BCSEA did not dispute that there is a need for more resources to supply energy at peak times in the project area. However, BCSEA said that the urgent need to reduce GHG emissions in BC should be tangibly recognized. BCSEA said that instead of increasing its pipeline capacity, FortisBC should deploy resources that will not cause increased GHG emissions, such as capacity focused demand side management.

A decision by the BCUC to reject the Okanagan Capacity Upgrade Project would put the imperative to reduce BC GHG emissions ahead of the traditional assumption that the natural gas distribution system should be expanded limitlessly to meet growing demand for natural gas. There is a partial precedent for this. In March 2023, the BCUC balked at approving FortisBC’s application to enlarge its Tilbury LNG storage facility in Greater Vancouver (see our article “We have several events to report from the BCUC”). FEI argued that the almost $1-billion project would enhance the overall resiliency of FortisBC’s system. But in its non-final decision on the Tilbury application (page 39), the BCUC expressly recognized that government GHG reduction targets could drive down the future demand for natural gas The BCUC Panel stated:
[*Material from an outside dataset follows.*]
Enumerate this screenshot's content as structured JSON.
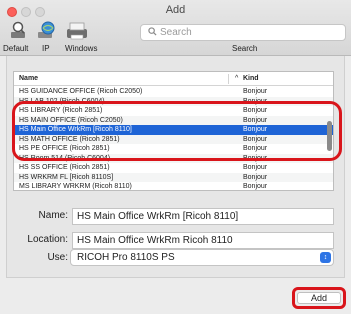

“… given Federal and Provincial Government GHG reduction targets for 2030 through 2050, the Panel finds a significant probability that demand for natural gas will be reduced as compared to the demand today. It is therefore unclear to the Panel that there will be sufficient demand for natural gas to support the continued use of FEI’s pipeline system including Tilbury as currently configured for the next 60 years.” 

Indigenous rights and title arose in a big way during the BCUC’s review of the Okanagan Capacity Upgrade Project. The Penticton Indian Band (now known as sn’pinktn) intervened in the proceeding and stated that the project could not proceed without its consent.

This led to delays while FortisBC engaged with sn’pinktn, and the proceeding was adjourned for over a year (see our article “Strange Delay in Pipeline Upgrade Project”). FortisBC expects sn’pinktn to enter an agreement under which the OCU project could proceed. A vote by sn’pinktn members is anticipated to be held on November 14, 2023. Meanwhile FortisBC re-affirmed in its final argument (page 61) that it would not build the project without sn’pinktn’s consent (even if the BCUC approves the project). In any event, FortisBC’s commitment not to proceed with the Project without sn’pinktn’s consent is a huge win for sn’pinktn, and a major new consideration for utilities planning large projects in BC.